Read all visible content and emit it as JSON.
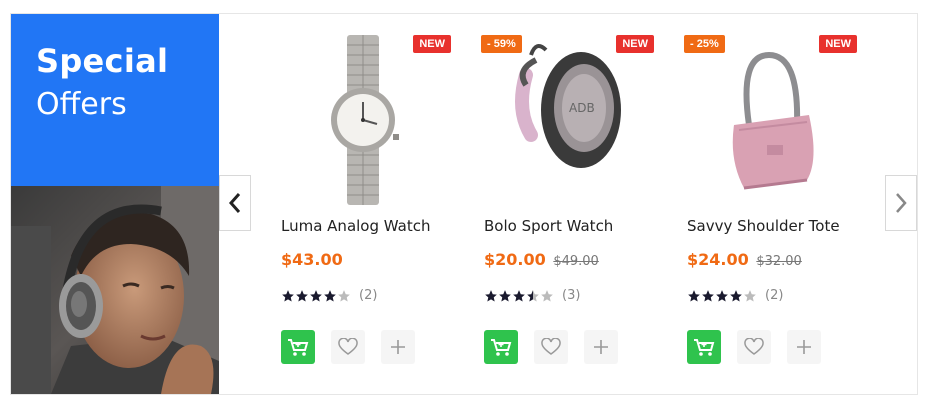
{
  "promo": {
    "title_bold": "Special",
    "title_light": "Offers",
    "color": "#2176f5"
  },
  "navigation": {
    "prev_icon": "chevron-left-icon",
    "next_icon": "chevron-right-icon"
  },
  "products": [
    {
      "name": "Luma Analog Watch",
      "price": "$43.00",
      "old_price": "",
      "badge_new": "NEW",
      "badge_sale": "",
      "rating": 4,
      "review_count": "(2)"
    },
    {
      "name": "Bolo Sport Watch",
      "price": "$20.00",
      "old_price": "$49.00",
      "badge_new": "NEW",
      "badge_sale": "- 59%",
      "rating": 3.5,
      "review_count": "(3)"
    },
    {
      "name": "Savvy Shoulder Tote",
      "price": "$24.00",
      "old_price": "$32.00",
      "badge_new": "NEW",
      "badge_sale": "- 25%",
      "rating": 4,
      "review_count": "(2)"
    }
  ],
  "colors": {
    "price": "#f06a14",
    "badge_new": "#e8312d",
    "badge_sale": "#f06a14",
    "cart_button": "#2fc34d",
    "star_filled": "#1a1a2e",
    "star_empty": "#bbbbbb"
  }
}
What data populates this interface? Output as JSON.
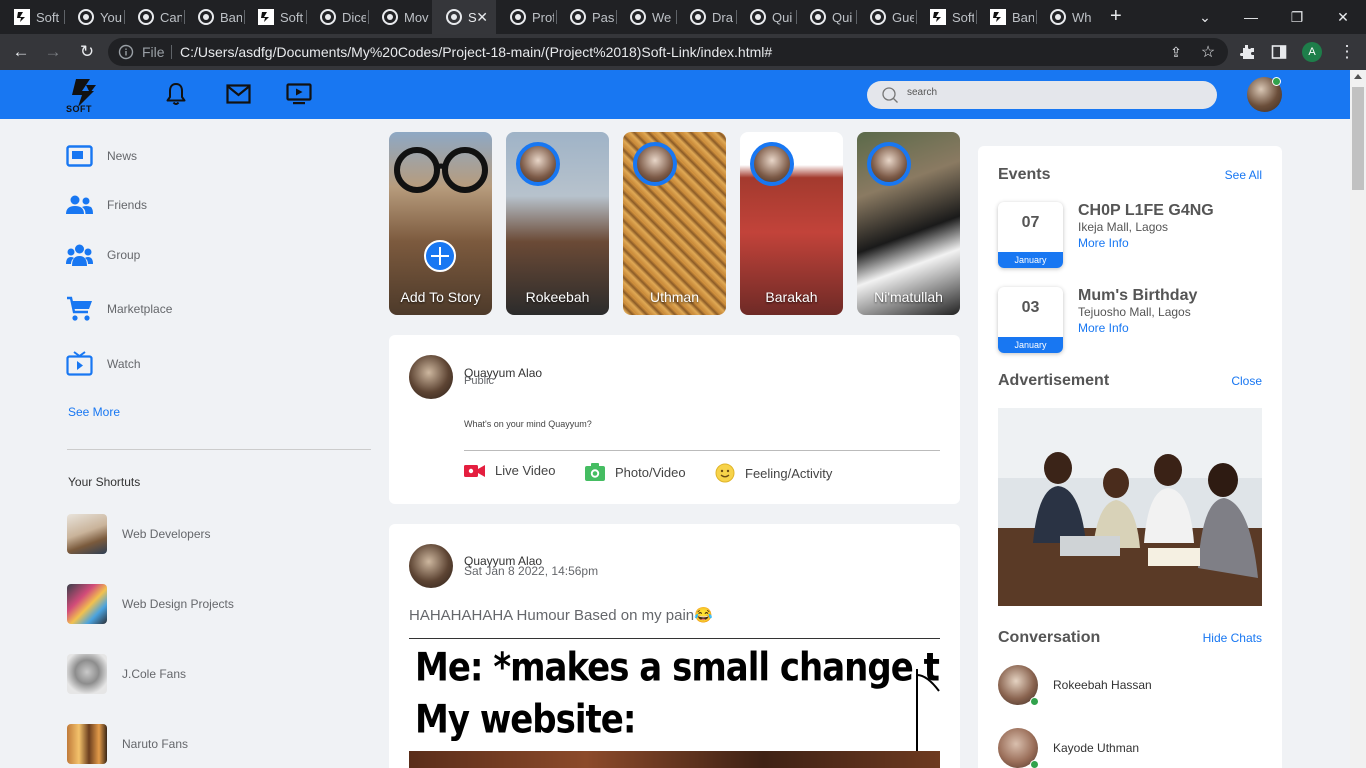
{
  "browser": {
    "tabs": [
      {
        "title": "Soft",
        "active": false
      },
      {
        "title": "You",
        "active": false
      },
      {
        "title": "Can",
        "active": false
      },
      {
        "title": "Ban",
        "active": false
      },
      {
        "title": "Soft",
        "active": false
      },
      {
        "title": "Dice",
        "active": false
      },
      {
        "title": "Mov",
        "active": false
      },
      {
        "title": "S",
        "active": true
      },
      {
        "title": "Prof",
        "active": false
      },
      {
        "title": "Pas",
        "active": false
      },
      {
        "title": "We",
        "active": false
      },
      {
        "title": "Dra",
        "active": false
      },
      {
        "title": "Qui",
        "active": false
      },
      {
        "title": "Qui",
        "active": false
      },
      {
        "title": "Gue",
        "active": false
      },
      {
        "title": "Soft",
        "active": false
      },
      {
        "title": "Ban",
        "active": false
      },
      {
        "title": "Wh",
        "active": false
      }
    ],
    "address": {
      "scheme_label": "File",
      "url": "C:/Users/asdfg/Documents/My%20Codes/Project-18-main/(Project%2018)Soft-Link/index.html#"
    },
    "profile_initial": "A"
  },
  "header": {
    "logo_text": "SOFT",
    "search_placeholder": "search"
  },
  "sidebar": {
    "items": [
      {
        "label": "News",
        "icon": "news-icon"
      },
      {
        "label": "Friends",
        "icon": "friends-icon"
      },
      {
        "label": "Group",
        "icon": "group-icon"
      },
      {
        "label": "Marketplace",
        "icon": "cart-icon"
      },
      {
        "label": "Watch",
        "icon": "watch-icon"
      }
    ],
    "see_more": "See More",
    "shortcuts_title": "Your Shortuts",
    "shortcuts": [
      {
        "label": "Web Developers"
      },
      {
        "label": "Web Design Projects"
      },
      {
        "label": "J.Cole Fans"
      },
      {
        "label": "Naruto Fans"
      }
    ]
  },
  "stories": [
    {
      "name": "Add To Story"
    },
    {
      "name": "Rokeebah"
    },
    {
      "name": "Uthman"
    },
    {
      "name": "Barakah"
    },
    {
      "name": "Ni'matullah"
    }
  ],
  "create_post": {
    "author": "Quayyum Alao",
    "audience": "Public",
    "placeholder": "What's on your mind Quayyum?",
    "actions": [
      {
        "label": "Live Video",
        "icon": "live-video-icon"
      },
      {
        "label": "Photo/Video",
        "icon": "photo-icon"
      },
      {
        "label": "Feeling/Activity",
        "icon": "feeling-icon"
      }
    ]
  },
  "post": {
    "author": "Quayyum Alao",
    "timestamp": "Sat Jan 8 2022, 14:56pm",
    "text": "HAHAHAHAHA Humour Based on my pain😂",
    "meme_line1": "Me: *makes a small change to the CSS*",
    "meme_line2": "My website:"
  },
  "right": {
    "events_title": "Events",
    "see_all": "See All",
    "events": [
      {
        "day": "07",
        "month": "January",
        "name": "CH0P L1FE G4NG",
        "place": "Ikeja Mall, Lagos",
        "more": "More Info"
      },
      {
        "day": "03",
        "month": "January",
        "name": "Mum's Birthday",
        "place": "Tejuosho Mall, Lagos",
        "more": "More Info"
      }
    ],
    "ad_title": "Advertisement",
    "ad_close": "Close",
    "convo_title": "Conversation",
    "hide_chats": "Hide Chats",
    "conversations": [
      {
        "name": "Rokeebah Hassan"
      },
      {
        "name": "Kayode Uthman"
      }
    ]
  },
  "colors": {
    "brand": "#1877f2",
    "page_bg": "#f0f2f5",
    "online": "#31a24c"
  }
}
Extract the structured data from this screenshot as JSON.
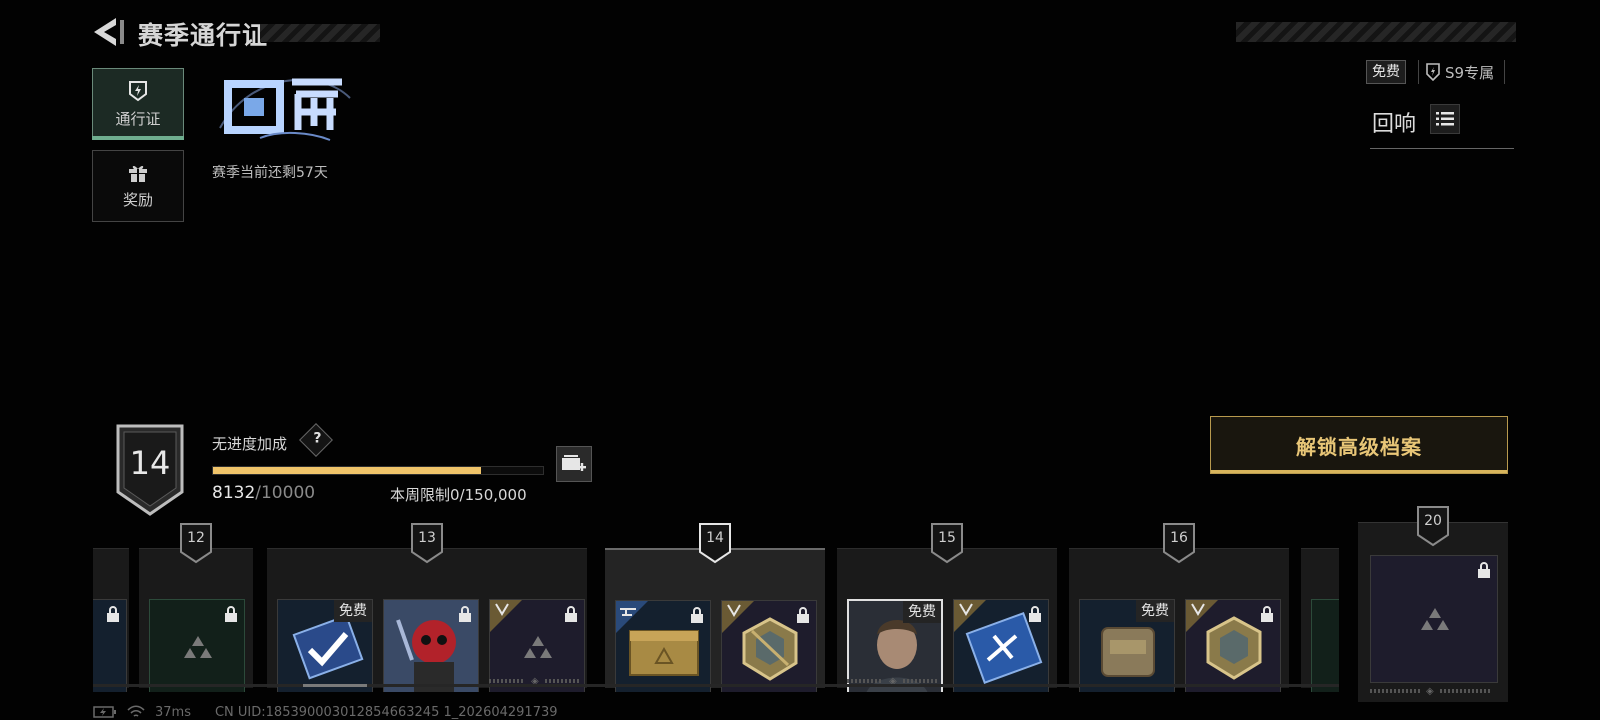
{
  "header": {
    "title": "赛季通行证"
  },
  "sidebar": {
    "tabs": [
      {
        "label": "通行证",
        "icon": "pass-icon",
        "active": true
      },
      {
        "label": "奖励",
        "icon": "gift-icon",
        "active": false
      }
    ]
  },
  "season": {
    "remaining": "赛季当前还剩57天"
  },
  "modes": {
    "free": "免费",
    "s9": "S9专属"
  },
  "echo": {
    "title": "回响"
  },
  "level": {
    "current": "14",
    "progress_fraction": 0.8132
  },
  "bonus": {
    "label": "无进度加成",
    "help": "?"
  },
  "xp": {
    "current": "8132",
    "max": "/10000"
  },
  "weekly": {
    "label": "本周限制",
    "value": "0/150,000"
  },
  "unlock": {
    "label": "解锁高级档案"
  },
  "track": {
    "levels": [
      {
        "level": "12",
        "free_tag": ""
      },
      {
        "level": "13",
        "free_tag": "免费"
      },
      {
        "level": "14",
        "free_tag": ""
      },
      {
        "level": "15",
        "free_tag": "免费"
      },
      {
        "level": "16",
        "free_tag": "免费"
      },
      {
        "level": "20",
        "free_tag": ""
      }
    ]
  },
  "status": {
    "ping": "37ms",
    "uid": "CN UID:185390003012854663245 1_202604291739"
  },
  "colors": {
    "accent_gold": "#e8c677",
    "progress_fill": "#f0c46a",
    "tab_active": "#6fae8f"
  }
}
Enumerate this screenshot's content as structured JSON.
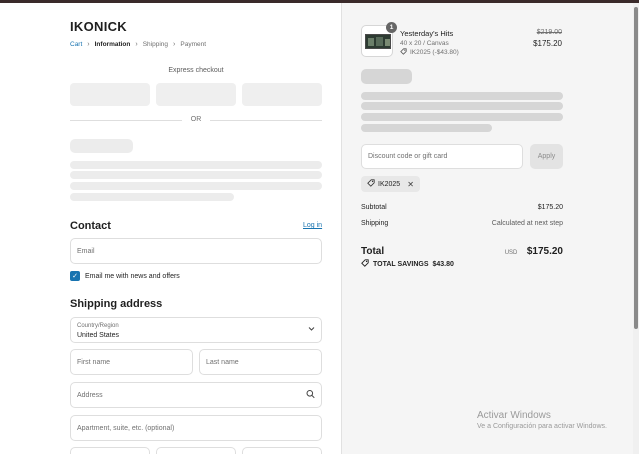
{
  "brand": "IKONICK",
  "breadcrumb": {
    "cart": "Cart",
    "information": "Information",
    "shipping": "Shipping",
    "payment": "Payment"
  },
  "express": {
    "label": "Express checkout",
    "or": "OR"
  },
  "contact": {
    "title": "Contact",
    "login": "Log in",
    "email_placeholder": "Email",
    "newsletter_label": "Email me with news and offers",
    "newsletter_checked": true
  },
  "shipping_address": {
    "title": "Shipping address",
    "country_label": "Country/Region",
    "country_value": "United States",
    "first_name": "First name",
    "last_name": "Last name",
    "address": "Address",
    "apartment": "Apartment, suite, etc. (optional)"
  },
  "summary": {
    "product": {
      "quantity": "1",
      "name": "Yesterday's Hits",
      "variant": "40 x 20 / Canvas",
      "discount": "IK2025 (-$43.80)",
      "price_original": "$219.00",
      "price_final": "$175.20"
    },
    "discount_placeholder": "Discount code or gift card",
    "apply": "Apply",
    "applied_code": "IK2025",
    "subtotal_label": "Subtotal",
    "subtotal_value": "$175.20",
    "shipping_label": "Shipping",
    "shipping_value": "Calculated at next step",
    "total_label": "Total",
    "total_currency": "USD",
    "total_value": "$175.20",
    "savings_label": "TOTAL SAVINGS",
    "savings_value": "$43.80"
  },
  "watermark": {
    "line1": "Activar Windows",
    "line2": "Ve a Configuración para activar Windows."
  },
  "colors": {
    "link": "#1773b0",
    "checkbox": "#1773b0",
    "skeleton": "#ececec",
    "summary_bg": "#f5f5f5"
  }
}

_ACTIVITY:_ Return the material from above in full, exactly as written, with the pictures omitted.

_OUTPUT FOR THIS EXERCISE:_
Read all visible content and emit it as JSON.
{
  "promo": {
    "title_bold": "Special",
    "title_light": "Offers",
    "color": "#2176f5"
  },
  "navigation": {
    "prev_icon": "chevron-left-icon",
    "next_icon": "chevron-right-icon"
  },
  "products": [
    {
      "name": "Luma Analog Watch",
      "price": "$43.00",
      "old_price": "",
      "badge_new": "NEW",
      "badge_sale": "",
      "rating": 4,
      "review_count": "(2)"
    },
    {
      "name": "Bolo Sport Watch",
      "price": "$20.00",
      "old_price": "$49.00",
      "badge_new": "NEW",
      "badge_sale": "- 59%",
      "rating": 3.5,
      "review_count": "(3)"
    },
    {
      "name": "Savvy Shoulder Tote",
      "price": "$24.00",
      "old_price": "$32.00",
      "badge_new": "NEW",
      "badge_sale": "- 25%",
      "rating": 4,
      "review_count": "(2)"
    }
  ],
  "colors": {
    "price": "#f06a14",
    "badge_new": "#e8312d",
    "badge_sale": "#f06a14",
    "cart_button": "#2fc34d",
    "star_filled": "#1a1a2e",
    "star_empty": "#bbbbbb"
  }
}
What data populates this interface? Output as JSON.
{
  "browser": {
    "tabs": [
      {
        "title": "Soft",
        "active": false
      },
      {
        "title": "You",
        "active": false
      },
      {
        "title": "Can",
        "active": false
      },
      {
        "title": "Ban",
        "active": false
      },
      {
        "title": "Soft",
        "active": false
      },
      {
        "title": "Dice",
        "active": false
      },
      {
        "title": "Mov",
        "active": false
      },
      {
        "title": "S",
        "active": true
      },
      {
        "title": "Prof",
        "active": false
      },
      {
        "title": "Pas",
        "active": false
      },
      {
        "title": "We",
        "active": false
      },
      {
        "title": "Dra",
        "active": false
      },
      {
        "title": "Qui",
        "active": false
      },
      {
        "title": "Qui",
        "active": false
      },
      {
        "title": "Gue",
        "active": false
      },
      {
        "title": "Soft",
        "active": false
      },
      {
        "title": "Ban",
        "active": false
      },
      {
        "title": "Wh",
        "active": false
      }
    ],
    "address": {
      "scheme_label": "File",
      "url": "C:/Users/asdfg/Documents/My%20Codes/Project-18-main/(Project%2018)Soft-Link/index.html#"
    },
    "profile_initial": "A"
  },
  "header": {
    "logo_text": "SOFT",
    "search_placeholder": "search"
  },
  "sidebar": {
    "items": [
      {
        "label": "News",
        "icon": "news-icon"
      },
      {
        "label": "Friends",
        "icon": "friends-icon"
      },
      {
        "label": "Group",
        "icon": "group-icon"
      },
      {
        "label": "Marketplace",
        "icon": "cart-icon"
      },
      {
        "label": "Watch",
        "icon": "watch-icon"
      }
    ],
    "see_more": "See More",
    "shortcuts_title": "Your Shortuts",
    "shortcuts": [
      {
        "label": "Web Developers"
      },
      {
        "label": "Web Design Projects"
      },
      {
        "label": "J.Cole Fans"
      },
      {
        "label": "Naruto Fans"
      }
    ]
  },
  "stories": [
    {
      "name": "Add To Story"
    },
    {
      "name": "Rokeebah"
    },
    {
      "name": "Uthman"
    },
    {
      "name": "Barakah"
    },
    {
      "name": "Ni'matullah"
    }
  ],
  "create_post": {
    "author": "Quayyum Alao",
    "audience": "Public",
    "placeholder": "What's on your mind Quayyum?",
    "actions": [
      {
        "label": "Live Video",
        "icon": "live-video-icon"
      },
      {
        "label": "Photo/Video",
        "icon": "photo-icon"
      },
      {
        "label": "Feeling/Activity",
        "icon": "feeling-icon"
      }
    ]
  },
  "post": {
    "author": "Quayyum Alao",
    "timestamp": "Sat Jan 8 2022, 14:56pm",
    "text": "HAHAHAHAHA Humour Based on my pain😂",
    "meme_line1": "Me: *makes a small change to the CSS*",
    "meme_line2": "My website:"
  },
  "right": {
    "events_title": "Events",
    "see_all": "See All",
    "events": [
      {
        "day": "07",
        "month": "January",
        "name": "CH0P L1FE G4NG",
        "place": "Ikeja Mall, Lagos",
        "more": "More Info"
      },
      {
        "day": "03",
        "month": "January",
        "name": "Mum's Birthday",
        "place": "Tejuosho Mall, Lagos",
        "more": "More Info"
      }
    ],
    "ad_title": "Advertisement",
    "ad_close": "Close",
    "convo_title": "Conversation",
    "hide_chats": "Hide Chats",
    "conversations": [
      {
        "name": "Rokeebah Hassan"
      },
      {
        "name": "Kayode Uthman"
      }
    ]
  },
  "colors": {
    "brand": "#1877f2",
    "page_bg": "#f0f2f5",
    "online": "#31a24c"
  }
}
Extract the structured data from this screenshot as JSON.
{
  "header": {
    "title": "赛季通行证"
  },
  "sidebar": {
    "tabs": [
      {
        "label": "通行证",
        "icon": "pass-icon",
        "active": true
      },
      {
        "label": "奖励",
        "icon": "gift-icon",
        "active": false
      }
    ]
  },
  "season": {
    "remaining": "赛季当前还剩57天"
  },
  "modes": {
    "free": "免费",
    "s9": "S9专属"
  },
  "echo": {
    "title": "回响"
  },
  "level": {
    "current": "14",
    "progress_fraction": 0.8132
  },
  "bonus": {
    "label": "无进度加成",
    "help": "?"
  },
  "xp": {
    "current": "8132",
    "max": "/10000"
  },
  "weekly": {
    "label": "本周限制",
    "value": "0/150,000"
  },
  "unlock": {
    "label": "解锁高级档案"
  },
  "track": {
    "levels": [
      {
        "level": "12",
        "free_tag": ""
      },
      {
        "level": "13",
        "free_tag": "免费"
      },
      {
        "level": "14",
        "free_tag": ""
      },
      {
        "level": "15",
        "free_tag": "免费"
      },
      {
        "level": "16",
        "free_tag": "免费"
      },
      {
        "level": "20",
        "free_tag": ""
      }
    ]
  },
  "status": {
    "ping": "37ms",
    "uid": "CN UID:185390003012854663245 1_202604291739"
  },
  "colors": {
    "accent_gold": "#e8c677",
    "progress_fill": "#f0c46a",
    "tab_active": "#6fae8f"
  }
}
Enumerate this screenshot's content as structured JSON.
{
  "brand": "IKONICK",
  "breadcrumb": {
    "cart": "Cart",
    "information": "Information",
    "shipping": "Shipping",
    "payment": "Payment"
  },
  "express": {
    "label": "Express checkout",
    "or": "OR"
  },
  "contact": {
    "title": "Contact",
    "login": "Log in",
    "email_placeholder": "Email",
    "newsletter_label": "Email me with news and offers",
    "newsletter_checked": true
  },
  "shipping_address": {
    "title": "Shipping address",
    "country_label": "Country/Region",
    "country_value": "United States",
    "first_name": "First name",
    "last_name": "Last name",
    "address": "Address",
    "apartment": "Apartment, suite, etc. (optional)"
  },
  "summary": {
    "product": {
      "quantity": "1",
      "name": "Yesterday's Hits",
      "variant": "40 x 20 / Canvas",
      "discount": "IK2025 (-$43.80)",
      "price_original": "$219.00",
      "price_final": "$175.20"
    },
    "discount_placeholder": "Discount code or gift card",
    "apply": "Apply",
    "applied_code": "IK2025",
    "subtotal_label": "Subtotal",
    "subtotal_value": "$175.20",
    "shipping_label": "Shipping",
    "shipping_value": "Calculated at next step",
    "total_label": "Total",
    "total_currency": "USD",
    "total_value": "$175.20",
    "savings_label": "TOTAL SAVINGS",
    "savings_value": "$43.80"
  },
  "watermark": {
    "line1": "Activar Windows",
    "line2": "Ve a Configuración para activar Windows."
  },
  "colors": {
    "link": "#1773b0",
    "checkbox": "#1773b0",
    "skeleton": "#ececec",
    "summary_bg": "#f5f5f5"
  }
}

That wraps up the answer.